- _PROMPT_:
Although the records contain pictures, only their text should be set down, exactly as written.

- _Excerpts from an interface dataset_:
++++
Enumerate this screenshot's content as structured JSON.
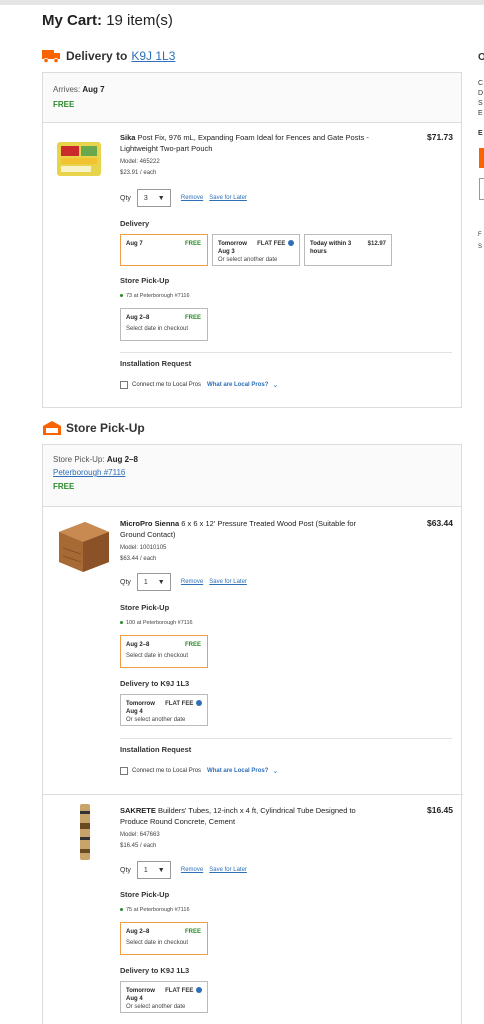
{
  "cart": {
    "title_bold": "My Cart:",
    "title_count": "19 item(s)"
  },
  "delivery_section": {
    "heading": "Delivery to",
    "postal": "K9J 1L3",
    "arrives_label": "Arrives:",
    "arrives_date": "Aug 7",
    "free_label": "FREE"
  },
  "pickup_section": {
    "heading": "Store Pick-Up",
    "pickup_label": "Store Pick-Up:",
    "pickup_dates": "Aug 2–8",
    "store_link": "Peterborough #7116",
    "free_label": "FREE"
  },
  "items": [
    {
      "brand": "Sika",
      "title": "Post Fix, 976 mL, Expanding Foam Ideal for Fences and Gate Posts - Lightweight Two-part Pouch",
      "price": "$71.73",
      "model": "Model: 465222",
      "unit_price": "$23.91 / each",
      "qty_label": "Qty",
      "qty": "3",
      "remove": "Remove",
      "save": "Save for Later",
      "delivery_label": "Delivery",
      "delivery_opts": [
        {
          "title": "Aug 7",
          "fee": "FREE"
        },
        {
          "title": "Tomorrow",
          "sub": "Aug 3",
          "fee": "FLAT FEE",
          "extra": "Or select another date"
        },
        {
          "title": "Today within 3",
          "sub": "hours",
          "fee": "$12.97"
        }
      ],
      "pickup_label": "Store Pick-Up",
      "stock": "73 at Peterborough #7116",
      "pickup_opt": {
        "title": "Aug 2–8",
        "fee": "FREE",
        "sub": "Select date in checkout"
      },
      "install_label": "Installation Request",
      "install_cb": "Connect me to Local Pros",
      "install_link": "What are Local Pros?"
    },
    {
      "brand": "MicroPro Sienna",
      "title": "6 x 6 x 12' Pressure Treated Wood Post (Suitable for Ground Contact)",
      "price": "$63.44",
      "model": "Model: 10010105",
      "unit_price": "$63.44 / each",
      "qty_label": "Qty",
      "qty": "1",
      "remove": "Remove",
      "save": "Save for Later",
      "pickup_label": "Store Pick-Up",
      "stock": "100 at Peterborough #7116",
      "pickup_opt": {
        "title": "Aug 2–8",
        "fee": "FREE",
        "sub": "Select date in checkout"
      },
      "delivery_label": "Delivery to K9J 1L3",
      "delivery_opt": {
        "title": "Tomorrow",
        "sub": "Aug 4",
        "fee": "FLAT FEE",
        "extra": "Or select another date"
      },
      "install_label": "Installation Request",
      "install_cb": "Connect me to Local Pros",
      "install_link": "What are Local Pros?"
    },
    {
      "brand": "SAKRETE",
      "title": "Builders' Tubes, 12-inch x 4 ft, Cylindrical Tube Designed to Produce Round Concrete, Cement",
      "price": "$16.45",
      "model": "Model: 647663",
      "unit_price": "$16.45 / each",
      "qty_label": "Qty",
      "qty": "1",
      "remove": "Remove",
      "save": "Save for Later",
      "pickup_label": "Store Pick-Up",
      "stock": "75 at Peterborough #7116",
      "pickup_opt": {
        "title": "Aug 2–8",
        "fee": "FREE",
        "sub": "Select date in checkout"
      },
      "delivery_label": "Delivery to K9J 1L3",
      "delivery_opt": {
        "title": "Tomorrow",
        "sub": "Aug 4",
        "fee": "FLAT FEE",
        "extra": "Or select another date"
      }
    }
  ],
  "right_sidebar": {
    "clip_letters": [
      "O",
      "C",
      "D",
      "S",
      "E",
      "E",
      "F",
      "S"
    ]
  },
  "colors": {
    "accent": "#f96302",
    "link": "#2e6fb7",
    "free": "#2a8a2a",
    "selected_border": "#f29b45"
  }
}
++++
- _TASK SOLUTION_:
Enumerate this screenshot's content as structured JSON.
{
  "cart": {
    "title_bold": "My Cart:",
    "title_count": "19 item(s)"
  },
  "delivery_section": {
    "heading": "Delivery to",
    "postal": "K9J 1L3",
    "arrives_label": "Arrives:",
    "arrives_date": "Aug 7",
    "free_label": "FREE"
  },
  "pickup_section": {
    "heading": "Store Pick-Up",
    "pickup_label": "Store Pick-Up:",
    "pickup_dates": "Aug 2–8",
    "store_link": "Peterborough #7116",
    "free_label": "FREE"
  },
  "items": [
    {
      "brand": "Sika",
      "title": "Post Fix, 976 mL, Expanding Foam Ideal for Fences and Gate Posts - Lightweight Two-part Pouch",
      "price": "$71.73",
      "model": "Model: 465222",
      "unit_price": "$23.91 / each",
      "qty_label": "Qty",
      "qty": "3",
      "remove": "Remove",
      "save": "Save for Later",
      "delivery_label": "Delivery",
      "delivery_opts": [
        {
          "title": "Aug 7",
          "fee": "FREE"
        },
        {
          "title": "Tomorrow",
          "sub": "Aug 3",
          "fee": "FLAT FEE",
          "extra": "Or select another date"
        },
        {
          "title": "Today within 3",
          "sub": "hours",
          "fee": "$12.97"
        }
      ],
      "pickup_label": "Store Pick-Up",
      "stock": "73 at Peterborough #7116",
      "pickup_opt": {
        "title": "Aug 2–8",
        "fee": "FREE",
        "sub": "Select date in checkout"
      },
      "install_label": "Installation Request",
      "install_cb": "Connect me to Local Pros",
      "install_link": "What are Local Pros?"
    },
    {
      "brand": "MicroPro Sienna",
      "title": "6 x 6 x 12' Pressure Treated Wood Post (Suitable for Ground Contact)",
      "price": "$63.44",
      "model": "Model: 10010105",
      "unit_price": "$63.44 / each",
      "qty_label": "Qty",
      "qty": "1",
      "remove": "Remove",
      "save": "Save for Later",
      "pickup_label": "Store Pick-Up",
      "stock": "100 at Peterborough #7116",
      "pickup_opt": {
        "title": "Aug 2–8",
        "fee": "FREE",
        "sub": "Select date in checkout"
      },
      "delivery_label": "Delivery to K9J 1L3",
      "delivery_opt": {
        "title": "Tomorrow",
        "sub": "Aug 4",
        "fee": "FLAT FEE",
        "extra": "Or select another date"
      },
      "install_label": "Installation Request",
      "install_cb": "Connect me to Local Pros",
      "install_link": "What are Local Pros?"
    },
    {
      "brand": "SAKRETE",
      "title": "Builders' Tubes, 12-inch x 4 ft, Cylindrical Tube Designed to Produce Round Concrete, Cement",
      "price": "$16.45",
      "model": "Model: 647663",
      "unit_price": "$16.45 / each",
      "qty_label": "Qty",
      "qty": "1",
      "remove": "Remove",
      "save": "Save for Later",
      "pickup_label": "Store Pick-Up",
      "stock": "75 at Peterborough #7116",
      "pickup_opt": {
        "title": "Aug 2–8",
        "fee": "FREE",
        "sub": "Select date in checkout"
      },
      "delivery_label": "Delivery to K9J 1L3",
      "delivery_opt": {
        "title": "Tomorrow",
        "sub": "Aug 4",
        "fee": "FLAT FEE",
        "extra": "Or select another date"
      }
    }
  ],
  "right_sidebar": {
    "clip_letters": [
      "O",
      "C",
      "D",
      "S",
      "E",
      "E",
      "F",
      "S"
    ]
  },
  "colors": {
    "accent": "#f96302",
    "link": "#2e6fb7",
    "free": "#2a8a2a",
    "selected_border": "#f29b45"
  }
}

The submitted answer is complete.